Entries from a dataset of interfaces
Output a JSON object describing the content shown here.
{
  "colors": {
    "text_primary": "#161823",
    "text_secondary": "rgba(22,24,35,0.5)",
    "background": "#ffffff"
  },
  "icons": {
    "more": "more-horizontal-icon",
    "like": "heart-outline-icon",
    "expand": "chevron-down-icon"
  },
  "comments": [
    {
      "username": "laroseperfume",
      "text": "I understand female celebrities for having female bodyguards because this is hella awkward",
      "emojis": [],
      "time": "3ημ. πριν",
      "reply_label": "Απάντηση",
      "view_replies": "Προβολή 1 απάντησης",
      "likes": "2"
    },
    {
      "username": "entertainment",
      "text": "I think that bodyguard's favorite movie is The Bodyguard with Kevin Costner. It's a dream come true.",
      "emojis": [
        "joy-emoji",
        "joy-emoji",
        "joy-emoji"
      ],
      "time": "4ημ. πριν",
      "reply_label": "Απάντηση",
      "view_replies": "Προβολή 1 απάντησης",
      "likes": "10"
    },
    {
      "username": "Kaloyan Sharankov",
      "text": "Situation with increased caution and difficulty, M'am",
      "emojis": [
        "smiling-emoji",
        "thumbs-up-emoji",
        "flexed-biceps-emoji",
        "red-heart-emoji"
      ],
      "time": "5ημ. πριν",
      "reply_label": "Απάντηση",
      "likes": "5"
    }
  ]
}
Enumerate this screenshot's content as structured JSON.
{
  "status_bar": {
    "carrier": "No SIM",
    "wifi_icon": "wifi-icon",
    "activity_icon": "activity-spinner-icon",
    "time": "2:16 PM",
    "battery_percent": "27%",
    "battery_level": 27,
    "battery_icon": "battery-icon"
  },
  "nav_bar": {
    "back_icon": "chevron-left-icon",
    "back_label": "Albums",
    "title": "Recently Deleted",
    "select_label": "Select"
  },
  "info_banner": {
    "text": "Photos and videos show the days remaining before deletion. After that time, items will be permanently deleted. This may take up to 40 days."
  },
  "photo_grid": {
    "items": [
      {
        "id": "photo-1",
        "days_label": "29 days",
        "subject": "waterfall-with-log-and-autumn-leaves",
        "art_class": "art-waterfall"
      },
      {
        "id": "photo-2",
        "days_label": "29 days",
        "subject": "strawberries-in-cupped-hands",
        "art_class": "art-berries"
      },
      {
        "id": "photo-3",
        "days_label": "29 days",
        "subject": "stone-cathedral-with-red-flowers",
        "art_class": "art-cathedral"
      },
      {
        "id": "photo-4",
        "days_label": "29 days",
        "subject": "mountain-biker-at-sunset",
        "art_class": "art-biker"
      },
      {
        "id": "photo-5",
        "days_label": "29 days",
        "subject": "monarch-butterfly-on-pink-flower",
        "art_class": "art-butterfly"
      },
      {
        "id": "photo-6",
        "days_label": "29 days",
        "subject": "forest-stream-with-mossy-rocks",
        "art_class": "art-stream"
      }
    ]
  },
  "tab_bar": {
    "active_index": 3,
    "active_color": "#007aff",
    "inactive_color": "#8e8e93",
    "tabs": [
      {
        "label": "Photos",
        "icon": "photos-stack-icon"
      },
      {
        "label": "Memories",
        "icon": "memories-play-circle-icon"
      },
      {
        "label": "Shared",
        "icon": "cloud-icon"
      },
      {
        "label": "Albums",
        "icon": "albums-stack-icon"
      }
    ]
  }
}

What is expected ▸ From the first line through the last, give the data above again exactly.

Answer for this exercise ▸
Output a JSON object describing the content shown here.
{
  "colors": {
    "text_primary": "#161823",
    "text_secondary": "rgba(22,24,35,0.5)",
    "background": "#ffffff"
  },
  "icons": {
    "more": "more-horizontal-icon",
    "like": "heart-outline-icon",
    "expand": "chevron-down-icon"
  },
  "comments": [
    {
      "username": "laroseperfume",
      "text": "I understand female celebrities for having female bodyguards because this is hella awkward",
      "emojis": [],
      "time": "3ημ. πριν",
      "reply_label": "Απάντηση",
      "view_replies": "Προβολή 1 απάντησης",
      "likes": "2"
    },
    {
      "username": "entertainment",
      "text": "I think that bodyguard's favorite movie is The Bodyguard with Kevin Costner. It's a dream come true.",
      "emojis": [
        "joy-emoji",
        "joy-emoji",
        "joy-emoji"
      ],
      "time": "4ημ. πριν",
      "reply_label": "Απάντηση",
      "view_replies": "Προβολή 1 απάντησης",
      "likes": "10"
    },
    {
      "username": "Kaloyan Sharankov",
      "text": "Situation with increased caution and difficulty, M'am",
      "emojis": [
        "smiling-emoji",
        "thumbs-up-emoji",
        "flexed-biceps-emoji",
        "red-heart-emoji"
      ],
      "time": "5ημ. πριν",
      "reply_label": "Απάντηση",
      "likes": "5"
    }
  ]
}
Enumerate this screenshot's content as structured JSON.
{
  "status_bar": {
    "carrier": "No SIM",
    "wifi_icon": "wifi-icon",
    "activity_icon": "activity-spinner-icon",
    "time": "2:16 PM",
    "battery_percent": "27%",
    "battery_level": 27,
    "battery_icon": "battery-icon"
  },
  "nav_bar": {
    "back_icon": "chevron-left-icon",
    "back_label": "Albums",
    "title": "Recently Deleted",
    "select_label": "Select"
  },
  "info_banner": {
    "text": "Photos and videos show the days remaining before deletion. After that time, items will be permanently deleted. This may take up to 40 days."
  },
  "photo_grid": {
    "items": [
      {
        "id": "photo-1",
        "days_label": "29 days",
        "subject": "waterfall-with-log-and-autumn-leaves",
        "art_class": "art-waterfall"
      },
      {
        "id": "photo-2",
        "days_label": "29 days",
        "subject": "strawberries-in-cupped-hands",
        "art_class": "art-berries"
      },
      {
        "id": "photo-3",
        "days_label": "29 days",
        "subject": "stone-cathedral-with-red-flowers",
        "art_class": "art-cathedral"
      },
      {
        "id": "photo-4",
        "days_label": "29 days",
        "subject": "mountain-biker-at-sunset",
        "art_class": "art-biker"
      },
      {
        "id": "photo-5",
        "days_label": "29 days",
        "subject": "monarch-butterfly-on-pink-flower",
        "art_class": "art-butterfly"
      },
      {
        "id": "photo-6",
        "days_label": "29 days",
        "subject": "forest-stream-with-mossy-rocks",
        "art_class": "art-stream"
      }
    ]
  },
  "tab_bar": {
    "active_index": 3,
    "active_color": "#007aff",
    "inactive_color": "#8e8e93",
    "tabs": [
      {
        "label": "Photos",
        "icon": "photos-stack-icon"
      },
      {
        "label": "Memories",
        "icon": "memories-play-circle-icon"
      },
      {
        "label": "Shared",
        "icon": "cloud-icon"
      },
      {
        "label": "Albums",
        "icon": "albums-stack-icon"
      }
    ]
  }
}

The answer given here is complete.